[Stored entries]
═══
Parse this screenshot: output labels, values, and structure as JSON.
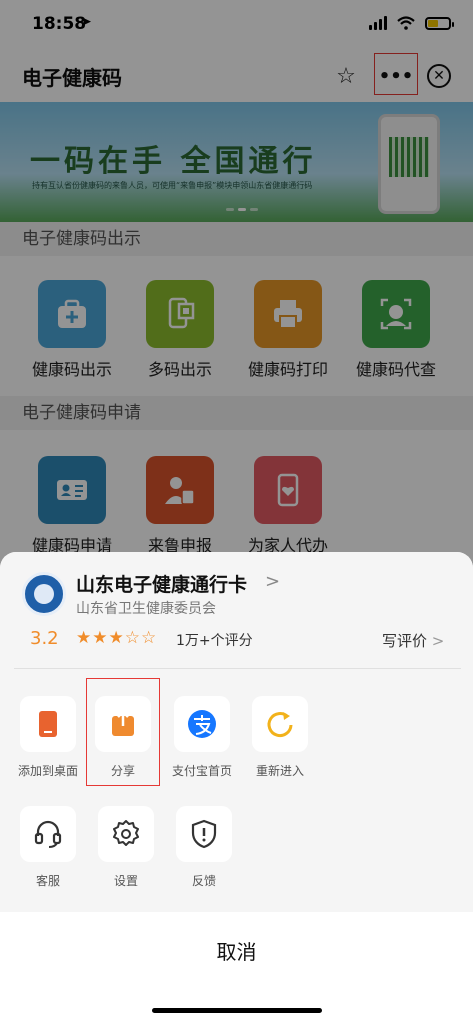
{
  "status": {
    "time": "18:58"
  },
  "nav": {
    "title": "电子健康码",
    "star_icon": "star-icon",
    "more_icon": "more-dots-icon",
    "close_icon": "close-circle-icon"
  },
  "banner": {
    "slogan": "一码在手 全国通行",
    "subtext": "持有互认省份健康码的来鲁人员，可使用“来鲁申报”模块申领山东省健康通行码",
    "active_dot": 2
  },
  "sections": [
    {
      "title": "电子健康码出示",
      "items": [
        {
          "label": "健康码出示",
          "color": "#4aa6d8"
        },
        {
          "label": "多码出示",
          "color": "#8cbc2e"
        },
        {
          "label": "健康码打印",
          "color": "#e59726"
        },
        {
          "label": "健康码代查",
          "color": "#3fa84a"
        }
      ]
    },
    {
      "title": "电子健康码申请",
      "items": [
        {
          "label": "健康码申请",
          "color": "#2f89b8"
        },
        {
          "label": "来鲁申报",
          "color": "#d9542b"
        },
        {
          "label": "为家人代办",
          "color": "#e25a62"
        }
      ]
    }
  ],
  "sheet": {
    "app_name": "山东电子健康通行卡",
    "org": "山东省卫生健康委员会",
    "rating": "3.2",
    "stars": "★★★☆☆",
    "rating_count": "1万+个评分",
    "write_review": "写评价",
    "actions": [
      {
        "label": "添加到桌面",
        "icon": "add-to-desktop-icon",
        "color": "#e8632f"
      },
      {
        "label": "分享",
        "icon": "share-icon",
        "color": "#ef8a2f"
      },
      {
        "label": "支付宝首页",
        "icon": "alipay-icon",
        "color": "#1677ff"
      },
      {
        "label": "重新进入",
        "icon": "refresh-icon",
        "color": "#f2b21b"
      },
      {
        "label": "客服",
        "icon": "headset-icon",
        "color": "#333333"
      },
      {
        "label": "设置",
        "icon": "gear-icon",
        "color": "#333333"
      },
      {
        "label": "反馈",
        "icon": "feedback-shield-icon",
        "color": "#333333"
      }
    ],
    "cancel": "取消"
  }
}
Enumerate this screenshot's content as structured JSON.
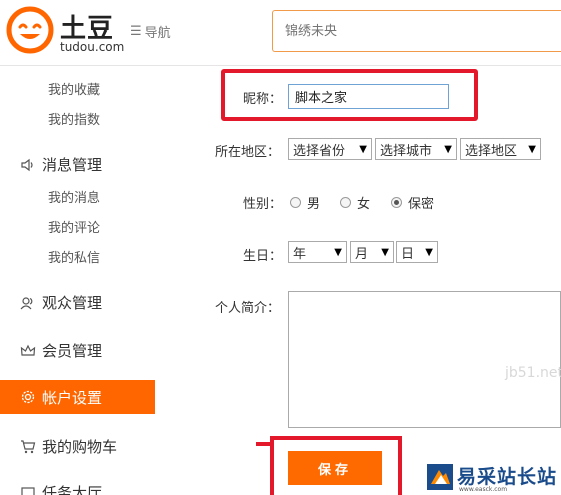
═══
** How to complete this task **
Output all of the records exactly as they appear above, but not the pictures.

** Answer for the task **
Parse this screenshot: output labels, values, and structure as JSON.
{
  "status": {
    "time": "18:58"
  },
  "nav": {
    "title": "电子健康码",
    "star_icon": "star-icon",
    "more_icon": "more-dots-icon",
    "close_icon": "close-circle-icon"
  },
  "banner": {
    "slogan": "一码在手 全国通行",
    "subtext": "持有互认省份健康码的来鲁人员，可使用“来鲁申报”模块申领山东省健康通行码",
    "active_dot": 2
  },
  "sections": [
    {
      "title": "电子健康码出示",
      "items": [
        {
          "label": "健康码出示",
          "color": "#4aa6d8"
        },
        {
          "label": "多码出示",
          "color": "#8cbc2e"
        },
        {
          "label": "健康码打印",
          "color": "#e59726"
        },
        {
          "label": "健康码代查",
          "color": "#3fa84a"
        }
      ]
    },
    {
      "title": "电子健康码申请",
      "items": [
        {
          "label": "健康码申请",
          "color": "#2f89b8"
        },
        {
          "label": "来鲁申报",
          "color": "#d9542b"
        },
        {
          "label": "为家人代办",
          "color": "#e25a62"
        }
      ]
    }
  ],
  "sheet": {
    "app_name": "山东电子健康通行卡",
    "org": "山东省卫生健康委员会",
    "rating": "3.2",
    "stars": "★★★☆☆",
    "rating_count": "1万+个评分",
    "write_review": "写评价",
    "actions": [
      {
        "label": "添加到桌面",
        "icon": "add-to-desktop-icon",
        "color": "#e8632f"
      },
      {
        "label": "分享",
        "icon": "share-icon",
        "color": "#ef8a2f"
      },
      {
        "label": "支付宝首页",
        "icon": "alipay-icon",
        "color": "#1677ff"
      },
      {
        "label": "重新进入",
        "icon": "refresh-icon",
        "color": "#f2b21b"
      },
      {
        "label": "客服",
        "icon": "headset-icon",
        "color": "#333333"
      },
      {
        "label": "设置",
        "icon": "gear-icon",
        "color": "#333333"
      },
      {
        "label": "反馈",
        "icon": "feedback-shield-icon",
        "color": "#333333"
      }
    ],
    "cancel": "取消"
  }
}
Enumerate this screenshot's content as structured JSON.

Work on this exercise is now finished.